  3. Oversight of second emergency service will transfer to the politicians if approved by Home Office Nine police and crime commissioners have been given a share of £1 million to help with their proposals to take over local fire services. The money comes from the Home Office, which will also have the final say on whether the hoped-for takeovers can go ahead. PCCs for Sussex, West Mercia, Essex, Cambridgeshire, Northamptonshire, Hertfordshire, Gloucestershire, Staffordshire and North Yorkshire have been granted a slice of the cash. Minister for Policing and the Fire Service Brandon Lewis said: “PCCs taking on responsibility for fire and rescue services will lead to the same level of public accountability for both services. “I am pleased to support those PCCs who are developing proposals to take on governance of local fire and rescue services.” The Home Office says the money “will ensure that the work and knowledge gained is properly disseminated amongst the policing community”. But not all of the PCCs who are being granted the cash are fully committed to taking on fire service governance. Gloucestershire’s Martin Surl has previously told PoliceOracle.com that he has a “genuinely open mind” and wants to commission research on the issue.

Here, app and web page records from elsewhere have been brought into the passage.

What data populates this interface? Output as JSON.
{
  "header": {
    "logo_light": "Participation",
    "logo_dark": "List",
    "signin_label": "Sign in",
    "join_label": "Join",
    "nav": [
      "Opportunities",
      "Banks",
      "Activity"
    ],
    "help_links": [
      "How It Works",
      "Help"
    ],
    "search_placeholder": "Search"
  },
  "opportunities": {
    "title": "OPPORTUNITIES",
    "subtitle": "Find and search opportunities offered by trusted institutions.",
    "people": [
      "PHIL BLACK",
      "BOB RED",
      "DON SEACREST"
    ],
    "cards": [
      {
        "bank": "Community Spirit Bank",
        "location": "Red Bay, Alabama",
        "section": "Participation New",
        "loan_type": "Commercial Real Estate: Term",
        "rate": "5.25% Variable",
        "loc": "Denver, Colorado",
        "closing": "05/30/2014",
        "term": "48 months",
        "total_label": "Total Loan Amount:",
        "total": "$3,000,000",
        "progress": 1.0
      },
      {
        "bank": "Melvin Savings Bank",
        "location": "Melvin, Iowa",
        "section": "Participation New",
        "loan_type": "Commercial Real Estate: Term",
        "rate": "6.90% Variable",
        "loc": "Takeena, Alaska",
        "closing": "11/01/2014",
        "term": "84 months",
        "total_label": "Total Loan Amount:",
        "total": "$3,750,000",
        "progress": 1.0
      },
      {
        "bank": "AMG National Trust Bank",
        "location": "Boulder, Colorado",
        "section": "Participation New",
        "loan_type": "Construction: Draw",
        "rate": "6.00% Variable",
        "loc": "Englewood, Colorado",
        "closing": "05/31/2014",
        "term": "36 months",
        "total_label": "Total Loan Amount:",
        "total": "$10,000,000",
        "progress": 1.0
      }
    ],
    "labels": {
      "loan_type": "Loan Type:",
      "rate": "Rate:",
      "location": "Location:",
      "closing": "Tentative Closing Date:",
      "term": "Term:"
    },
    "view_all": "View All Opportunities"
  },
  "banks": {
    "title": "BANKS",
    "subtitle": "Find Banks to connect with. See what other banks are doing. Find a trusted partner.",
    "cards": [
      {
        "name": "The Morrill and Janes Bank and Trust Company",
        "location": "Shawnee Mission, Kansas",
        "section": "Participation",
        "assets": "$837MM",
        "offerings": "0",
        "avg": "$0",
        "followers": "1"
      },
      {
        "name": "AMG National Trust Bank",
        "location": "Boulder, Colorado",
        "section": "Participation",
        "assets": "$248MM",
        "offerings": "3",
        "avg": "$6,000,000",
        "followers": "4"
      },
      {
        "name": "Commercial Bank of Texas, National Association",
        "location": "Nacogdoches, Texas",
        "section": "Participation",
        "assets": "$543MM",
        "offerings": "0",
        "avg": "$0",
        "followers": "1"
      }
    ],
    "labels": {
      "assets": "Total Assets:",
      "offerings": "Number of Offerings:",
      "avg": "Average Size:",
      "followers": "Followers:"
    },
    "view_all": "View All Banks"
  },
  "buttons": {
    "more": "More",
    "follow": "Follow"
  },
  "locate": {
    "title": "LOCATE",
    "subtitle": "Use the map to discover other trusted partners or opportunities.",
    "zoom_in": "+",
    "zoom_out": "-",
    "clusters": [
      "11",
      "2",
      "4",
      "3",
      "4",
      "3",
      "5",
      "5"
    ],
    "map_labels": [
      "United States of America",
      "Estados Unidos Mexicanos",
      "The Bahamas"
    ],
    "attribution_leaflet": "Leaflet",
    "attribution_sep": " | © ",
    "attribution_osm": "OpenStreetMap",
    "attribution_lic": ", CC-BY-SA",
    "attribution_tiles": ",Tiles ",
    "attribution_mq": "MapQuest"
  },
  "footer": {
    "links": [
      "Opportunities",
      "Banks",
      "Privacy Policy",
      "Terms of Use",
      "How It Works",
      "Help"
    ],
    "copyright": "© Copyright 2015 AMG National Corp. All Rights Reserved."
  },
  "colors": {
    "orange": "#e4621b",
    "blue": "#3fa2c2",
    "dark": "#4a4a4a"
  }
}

Others such as Essex’s Roger Hirst and Hertfordshire’s David Lloyd have said they want to take over from fire authorities, and have already set out their plans to do so. View on Police Oracle